Find and copy each line of the data that includes "this".
[Start of Attachment]
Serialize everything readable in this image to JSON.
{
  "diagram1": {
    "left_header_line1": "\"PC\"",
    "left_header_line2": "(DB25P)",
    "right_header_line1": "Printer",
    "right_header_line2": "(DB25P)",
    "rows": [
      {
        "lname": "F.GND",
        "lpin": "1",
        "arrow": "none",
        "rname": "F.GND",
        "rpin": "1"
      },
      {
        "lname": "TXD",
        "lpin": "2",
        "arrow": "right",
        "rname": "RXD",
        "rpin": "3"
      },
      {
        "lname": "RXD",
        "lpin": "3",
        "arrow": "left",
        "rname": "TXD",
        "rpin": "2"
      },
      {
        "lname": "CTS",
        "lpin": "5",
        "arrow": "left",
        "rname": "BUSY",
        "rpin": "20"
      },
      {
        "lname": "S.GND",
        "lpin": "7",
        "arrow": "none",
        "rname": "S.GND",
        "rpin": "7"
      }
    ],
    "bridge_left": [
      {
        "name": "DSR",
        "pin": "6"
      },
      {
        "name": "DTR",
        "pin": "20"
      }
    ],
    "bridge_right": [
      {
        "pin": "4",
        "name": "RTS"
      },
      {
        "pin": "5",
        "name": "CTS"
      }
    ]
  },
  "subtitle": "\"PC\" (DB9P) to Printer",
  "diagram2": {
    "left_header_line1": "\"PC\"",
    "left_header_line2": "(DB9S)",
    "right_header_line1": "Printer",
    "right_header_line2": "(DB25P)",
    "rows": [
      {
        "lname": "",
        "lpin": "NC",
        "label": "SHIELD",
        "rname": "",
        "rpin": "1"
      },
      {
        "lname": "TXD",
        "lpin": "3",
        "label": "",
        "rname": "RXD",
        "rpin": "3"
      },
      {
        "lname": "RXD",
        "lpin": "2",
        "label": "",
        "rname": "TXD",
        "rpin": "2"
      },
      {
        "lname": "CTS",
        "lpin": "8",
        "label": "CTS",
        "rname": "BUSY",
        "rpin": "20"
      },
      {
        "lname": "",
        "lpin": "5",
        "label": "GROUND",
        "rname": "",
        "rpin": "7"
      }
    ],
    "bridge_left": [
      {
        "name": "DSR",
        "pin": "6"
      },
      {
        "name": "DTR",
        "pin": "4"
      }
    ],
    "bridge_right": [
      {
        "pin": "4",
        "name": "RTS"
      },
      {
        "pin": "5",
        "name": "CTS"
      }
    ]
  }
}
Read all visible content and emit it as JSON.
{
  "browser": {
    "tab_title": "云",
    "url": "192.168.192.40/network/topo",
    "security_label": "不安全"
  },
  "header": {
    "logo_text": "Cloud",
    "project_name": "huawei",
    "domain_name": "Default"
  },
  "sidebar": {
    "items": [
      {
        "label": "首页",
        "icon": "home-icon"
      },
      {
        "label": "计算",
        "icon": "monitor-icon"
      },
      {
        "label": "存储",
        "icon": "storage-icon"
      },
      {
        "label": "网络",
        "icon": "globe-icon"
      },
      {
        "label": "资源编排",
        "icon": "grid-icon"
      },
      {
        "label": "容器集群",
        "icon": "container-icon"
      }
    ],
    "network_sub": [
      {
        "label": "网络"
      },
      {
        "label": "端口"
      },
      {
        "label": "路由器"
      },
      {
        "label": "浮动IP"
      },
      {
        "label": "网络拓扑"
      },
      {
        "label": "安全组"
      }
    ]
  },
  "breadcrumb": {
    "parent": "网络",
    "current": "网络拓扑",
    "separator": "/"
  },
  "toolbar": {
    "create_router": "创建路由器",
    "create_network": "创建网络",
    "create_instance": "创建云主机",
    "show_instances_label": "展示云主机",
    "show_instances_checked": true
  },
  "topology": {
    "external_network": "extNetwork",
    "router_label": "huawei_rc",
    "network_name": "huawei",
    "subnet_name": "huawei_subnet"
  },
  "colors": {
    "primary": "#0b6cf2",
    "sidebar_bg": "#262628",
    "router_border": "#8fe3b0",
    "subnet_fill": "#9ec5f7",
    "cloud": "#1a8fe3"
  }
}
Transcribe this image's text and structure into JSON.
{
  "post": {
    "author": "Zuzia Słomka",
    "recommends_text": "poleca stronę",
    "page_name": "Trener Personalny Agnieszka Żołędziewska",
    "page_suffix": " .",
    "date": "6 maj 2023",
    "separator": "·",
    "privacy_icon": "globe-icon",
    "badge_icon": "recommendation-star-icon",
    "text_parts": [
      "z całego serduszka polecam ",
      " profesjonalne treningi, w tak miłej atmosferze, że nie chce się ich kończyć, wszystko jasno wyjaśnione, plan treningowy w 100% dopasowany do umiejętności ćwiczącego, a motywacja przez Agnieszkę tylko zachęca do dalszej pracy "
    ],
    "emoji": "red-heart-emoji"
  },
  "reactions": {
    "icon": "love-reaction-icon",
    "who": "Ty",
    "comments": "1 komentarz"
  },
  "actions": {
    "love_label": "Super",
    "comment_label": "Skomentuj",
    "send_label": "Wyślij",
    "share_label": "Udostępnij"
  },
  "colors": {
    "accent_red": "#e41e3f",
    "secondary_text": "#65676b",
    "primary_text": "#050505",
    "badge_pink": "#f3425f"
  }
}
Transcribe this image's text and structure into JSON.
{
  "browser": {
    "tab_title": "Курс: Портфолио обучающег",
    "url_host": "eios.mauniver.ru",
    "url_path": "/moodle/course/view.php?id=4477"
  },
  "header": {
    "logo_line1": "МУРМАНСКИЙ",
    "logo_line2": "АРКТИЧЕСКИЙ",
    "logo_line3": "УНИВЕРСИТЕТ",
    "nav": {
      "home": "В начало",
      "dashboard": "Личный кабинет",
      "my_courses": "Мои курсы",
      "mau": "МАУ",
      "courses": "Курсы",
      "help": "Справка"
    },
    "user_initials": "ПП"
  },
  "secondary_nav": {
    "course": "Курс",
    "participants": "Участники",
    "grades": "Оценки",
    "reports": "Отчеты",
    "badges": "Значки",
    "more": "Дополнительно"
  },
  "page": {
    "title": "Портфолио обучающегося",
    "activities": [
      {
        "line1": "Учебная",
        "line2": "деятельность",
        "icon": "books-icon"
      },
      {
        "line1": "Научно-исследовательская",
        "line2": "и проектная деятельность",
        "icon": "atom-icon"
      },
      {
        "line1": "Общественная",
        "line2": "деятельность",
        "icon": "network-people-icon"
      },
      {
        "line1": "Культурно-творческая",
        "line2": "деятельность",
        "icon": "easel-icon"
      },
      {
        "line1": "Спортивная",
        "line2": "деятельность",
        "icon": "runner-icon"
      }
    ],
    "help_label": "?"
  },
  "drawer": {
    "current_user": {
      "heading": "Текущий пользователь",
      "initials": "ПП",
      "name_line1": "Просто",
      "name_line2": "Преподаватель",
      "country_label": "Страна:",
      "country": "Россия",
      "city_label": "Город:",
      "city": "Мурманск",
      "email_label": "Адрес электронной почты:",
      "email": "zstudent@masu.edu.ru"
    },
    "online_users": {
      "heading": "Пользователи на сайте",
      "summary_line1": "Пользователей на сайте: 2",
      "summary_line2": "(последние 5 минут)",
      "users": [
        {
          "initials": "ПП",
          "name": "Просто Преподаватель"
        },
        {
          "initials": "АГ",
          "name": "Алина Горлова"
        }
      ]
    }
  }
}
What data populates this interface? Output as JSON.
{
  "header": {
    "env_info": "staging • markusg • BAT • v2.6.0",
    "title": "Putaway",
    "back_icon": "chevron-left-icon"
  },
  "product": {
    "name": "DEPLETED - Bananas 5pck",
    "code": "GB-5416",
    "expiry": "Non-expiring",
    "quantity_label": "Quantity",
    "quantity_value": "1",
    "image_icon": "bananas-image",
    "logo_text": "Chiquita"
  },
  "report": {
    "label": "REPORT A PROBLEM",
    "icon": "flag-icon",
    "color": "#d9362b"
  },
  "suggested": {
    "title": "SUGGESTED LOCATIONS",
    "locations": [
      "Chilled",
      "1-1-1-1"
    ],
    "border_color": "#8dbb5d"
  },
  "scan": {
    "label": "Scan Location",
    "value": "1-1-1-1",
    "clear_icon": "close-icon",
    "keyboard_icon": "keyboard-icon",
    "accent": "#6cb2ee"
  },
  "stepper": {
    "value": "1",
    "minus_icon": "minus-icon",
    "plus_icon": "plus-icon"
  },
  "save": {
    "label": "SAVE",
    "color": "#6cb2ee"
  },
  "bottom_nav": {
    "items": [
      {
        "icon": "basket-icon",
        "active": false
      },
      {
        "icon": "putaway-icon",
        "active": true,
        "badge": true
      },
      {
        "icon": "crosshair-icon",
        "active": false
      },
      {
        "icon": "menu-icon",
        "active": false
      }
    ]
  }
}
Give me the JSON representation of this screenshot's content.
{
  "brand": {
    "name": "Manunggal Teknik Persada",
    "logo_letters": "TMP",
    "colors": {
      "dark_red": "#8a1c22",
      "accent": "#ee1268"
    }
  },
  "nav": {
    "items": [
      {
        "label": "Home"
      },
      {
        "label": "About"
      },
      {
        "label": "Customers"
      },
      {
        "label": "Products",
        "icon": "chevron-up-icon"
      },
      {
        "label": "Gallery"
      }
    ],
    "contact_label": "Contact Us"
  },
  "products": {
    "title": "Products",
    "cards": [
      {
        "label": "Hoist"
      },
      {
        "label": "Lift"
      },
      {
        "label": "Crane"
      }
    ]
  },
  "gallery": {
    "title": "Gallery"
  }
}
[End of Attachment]
EXPECTED ANSWER.
Serialize everything readable in this image to JSON.
Transcribe this image's text and structure into JSON.
Transcribe this image's text and structure into JSON.
What data populates this interface? Output as JSON.
Give me the JSON representation of this screenshot's content.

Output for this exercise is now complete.